The project was originally composed of the renovation of the bath house and replacement of the pool shell. The City hosted neighborhood meetings on February 6 and March 6 to inform the community of the construction delays, including the removal of buried pool pipes and asbestos insulation. These obstacles were discovered after the pool shell had been removed. In addition, while prepping the site for the new pool, the contractor encountered ground water seeping up through the ground and filling the area where the new pool was to be built.
On January 15, 2009, City Council passed a Resolution adopting the Barton Springs Pool Master Plan: Concepts for Preservation and Improvement. Learn more about the Barton Springs Pool Master Plan
The Parks and Recreation Department (PARD) will soon address long-term planning for the City's municipal cemeteries. PARD will solicit Request for Proposals for a Cemetery Master Plan in September 2013 for all five City of Austin cemeteries. Once a contract has been successfully awarded, the master planning process is projected to begin in January 2014.
In September 2009, City Council passed a resolution that reallocated funds from the Holly Good Neighbor Program to develop a Master Plan for Edward Rendon Sr Park at Festival Beach, Fiesta Gardens and the Holly Power Plant Site Park, which provides an additional 9 acres of parkland.
On November 7, 2006, Austin voters approved an $84.7 million bond program in tax-supported General Obligation bonds and notes for constructing, renovating, improving and equipping public parks, recreation centers, natural areas and other related facilities, including, without limitation, playgrounds, hike and bike trails, sport courts and swimming pools; and acquiring land and interests in land and property necessary to do so; and the levy of a tax sufficient to pay for the bonds and notes.
Located at the convergence of Guadalupe Street, West 5th Street, San Antonio Street and West 4th Street, adjacent to the new Federal Courthouse, Republic Square is one of three remaining Downtown Historical Squares. The City of Austin’s Parks and Recreation Department (PARD), the Downtown Austin Alliance, the Austin Parks Foundation and a team of consultants led by Design Workshop are planning for the future of this important public space.
The project phases include the following:
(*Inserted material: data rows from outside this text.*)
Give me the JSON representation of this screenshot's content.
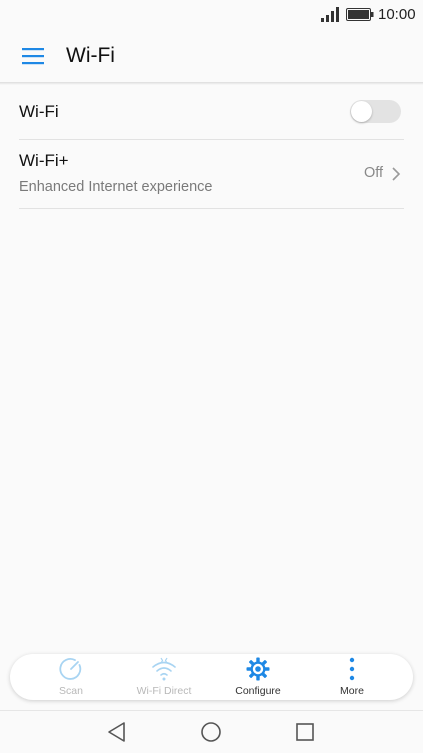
{
  "status_bar": {
    "time": "10:00",
    "icons": [
      "signal-icon",
      "battery-icon"
    ]
  },
  "app_bar": {
    "title": "Wi-Fi",
    "menu_icon": "menu-icon"
  },
  "settings": {
    "wifi": {
      "label": "Wi-Fi",
      "enabled": false
    },
    "wifi_plus": {
      "title": "Wi-Fi+",
      "subtitle": "Enhanced Internet experience",
      "value": "Off"
    }
  },
  "actions": [
    {
      "label": "Scan",
      "icon": "scan-icon",
      "enabled": false
    },
    {
      "label": "Wi-Fi Direct",
      "icon": "wifi-direct-icon",
      "enabled": false
    },
    {
      "label": "Configure",
      "icon": "gear-icon",
      "enabled": true
    },
    {
      "label": "More",
      "icon": "more-vertical-icon",
      "enabled": true
    }
  ],
  "nav_bar": {
    "buttons": [
      "back-icon",
      "home-icon",
      "recents-icon"
    ]
  },
  "colors": {
    "accent": "#1e88e5",
    "disabled_accent": "#a8d4f2",
    "background": "#fafafa",
    "toggle_off": "#e3e3e3"
  }
}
The Seaholm Intake facility is an iconic Art Deco design and once was the pump house for the Seaholm Power Plant. The Seaholm Power Plant, a City-owned retired power generation facility, was designed by Burns & McDonnell Engineering Co. and built of cast concrete in two phases in 1950 and 1955 by Odom Construction. Seaholm Intake is part of that overall structure. The Seaholm Power Plant represents a strong civic presence in the cityscape of downtown Austin and showcases a unique period of American Art Deco municipal architecture and Public Works engineering.
The Parks and Recreation Department (PARD) will begin the design process for the rehabilitation of the 1930 North Austin Electric Substation at Sparky Pocket Park in the North University Neighborhood. The rehabilitation project will begin with a schematic design phase to determine appropriate uses and will generate ideas about how the historic landmark building can better relate to the surrounding pocket park. PARD will work with the architecture firm, hatch + ulland owen architects, to develop concepts for adaptive reuse.